In a filing last week, Mayflower agreed with Avangrid that a one-month delay would be prudent. A spokesperson for Mayflower Wind said in an email that the wind project was “subject to the same supply chain, price, and economic challenges that other offshore wind developers are facing.”

“It’s about the economics. The goal of temporarily suspending and revisiting the PPA will ensure that the Mayflower Wind project continues to be based on sound economics and safeguard its financeability,” said Kelsey Perry, the community liaison coordinator for Mayflower Wind.
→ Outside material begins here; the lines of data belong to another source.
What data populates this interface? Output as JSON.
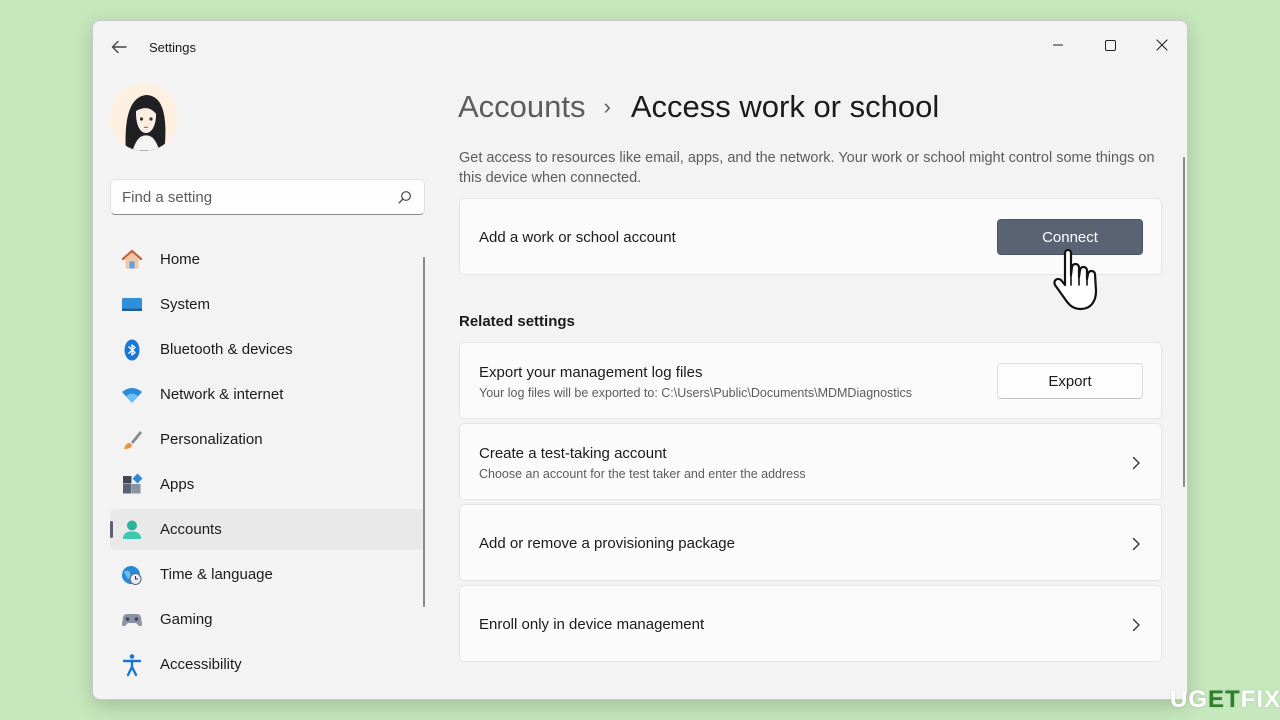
{
  "window": {
    "title": "Settings"
  },
  "search": {
    "placeholder": "Find a setting"
  },
  "sidebar": {
    "items": [
      {
        "label": "Home",
        "icon": "home-icon"
      },
      {
        "label": "System",
        "icon": "system-icon"
      },
      {
        "label": "Bluetooth & devices",
        "icon": "bluetooth-icon"
      },
      {
        "label": "Network & internet",
        "icon": "wifi-icon"
      },
      {
        "label": "Personalization",
        "icon": "brush-icon"
      },
      {
        "label": "Apps",
        "icon": "apps-icon"
      },
      {
        "label": "Accounts",
        "icon": "accounts-icon",
        "selected": true
      },
      {
        "label": "Time & language",
        "icon": "globe-clock-icon"
      },
      {
        "label": "Gaming",
        "icon": "gamepad-icon"
      },
      {
        "label": "Accessibility",
        "icon": "accessibility-icon"
      }
    ]
  },
  "breadcrumb": {
    "parent": "Accounts",
    "separator": "›",
    "current": "Access work or school"
  },
  "main": {
    "description": "Get access to resources like email, apps, and the network. Your work or school might control some things on this device when connected.",
    "add_account": {
      "title": "Add a work or school account",
      "button": "Connect"
    },
    "related_heading": "Related settings",
    "export": {
      "title": "Export your management log files",
      "subtitle": "Your log files will be exported to: C:\\Users\\Public\\Documents\\MDMDiagnostics",
      "button": "Export"
    },
    "test_account": {
      "title": "Create a test-taking account",
      "subtitle": "Choose an account for the test taker and enter the address"
    },
    "provisioning": {
      "title": "Add or remove a provisioning package"
    },
    "enroll": {
      "title": "Enroll only in device management"
    }
  },
  "colors": {
    "accent": "#5a6374",
    "background": "#c6e8bd",
    "window": "#f3f3f3",
    "card": "#fbfbfb"
  },
  "watermark": {
    "part1": "UG",
    "part2": "ET",
    "part3": "FIX"
  }
}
“Given the Mayflower Wind project’s importance to helping the state meet its 2030 clean energy goals, and the offshore wind industry’s importance to the Massachusetts economy, we have opted to support Avangrid as it seeks to modify its PPA with the Commonwealth of Massachusetts so that both its project and ours can share in any resulting changes,” Perry said.

The company said determining that the projects remain viable under the contract terms is particularly critical because Commonwealth and Mayflower are “first-mover offshore wind projects in the region,” impacting state public policies like greenhouse gas reduction targets and boosting the state economy.
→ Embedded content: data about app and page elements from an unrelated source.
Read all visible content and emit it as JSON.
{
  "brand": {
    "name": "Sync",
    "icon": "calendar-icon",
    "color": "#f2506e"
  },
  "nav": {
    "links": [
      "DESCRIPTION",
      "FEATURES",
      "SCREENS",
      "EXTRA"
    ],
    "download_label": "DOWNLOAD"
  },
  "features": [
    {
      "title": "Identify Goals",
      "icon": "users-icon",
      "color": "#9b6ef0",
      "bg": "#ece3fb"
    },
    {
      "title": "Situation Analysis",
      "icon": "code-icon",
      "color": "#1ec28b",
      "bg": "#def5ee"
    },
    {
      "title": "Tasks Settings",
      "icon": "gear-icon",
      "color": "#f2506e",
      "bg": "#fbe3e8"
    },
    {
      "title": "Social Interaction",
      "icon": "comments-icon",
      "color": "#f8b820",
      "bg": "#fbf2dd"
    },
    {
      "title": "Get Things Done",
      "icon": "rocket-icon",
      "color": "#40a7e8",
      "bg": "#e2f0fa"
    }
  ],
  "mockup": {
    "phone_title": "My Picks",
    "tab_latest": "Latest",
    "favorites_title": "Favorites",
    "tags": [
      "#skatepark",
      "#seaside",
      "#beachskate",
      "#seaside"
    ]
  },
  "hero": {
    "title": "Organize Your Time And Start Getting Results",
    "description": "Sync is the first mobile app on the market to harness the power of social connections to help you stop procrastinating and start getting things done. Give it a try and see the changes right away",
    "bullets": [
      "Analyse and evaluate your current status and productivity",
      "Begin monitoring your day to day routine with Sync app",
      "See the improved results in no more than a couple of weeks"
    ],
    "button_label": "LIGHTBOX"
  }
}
Jean-Michel, with BNEF, said what the wind farms are proposing is likely being closely watched by other states and the industry.

The issue puts pressure on Massachusetts, which may want to avoid undermining what was a competitive bidding process as well as opening the “floodgates” for other renegotiations, she said.

Onshore, global economic pressures have driven a spate of renegotiations for power purchase agreements, as well as delays in signing turbine contracts, she said.

The overall effect is that global economic conditions are dampening renewable projects. Next year is expected to be a much slower year for renewable growth than 2022, and that trend could persist for several years before flipping, she said.

The offshore wind outlook is more “complex” compared to onshore, because lead times to develop projects are twice as long, spanning shifting economic and political environments, she said.

The recently enacted Inflation Reduction Act’s bundle of tax credits adds certainty for offshore wind projects, but it’s still being factored into projects. Meanwhile, elevated costs are expected to stay elevated, but that’s not certain.

“No one can predict how macroeconomics are going to shift,” Jean-Michel said. “It could really could go either way.”

Correction: Due to a reporter error, an earlier version of this story did not include a statement provided by Mayflower Wind before publication. The story has been updated to include its comment.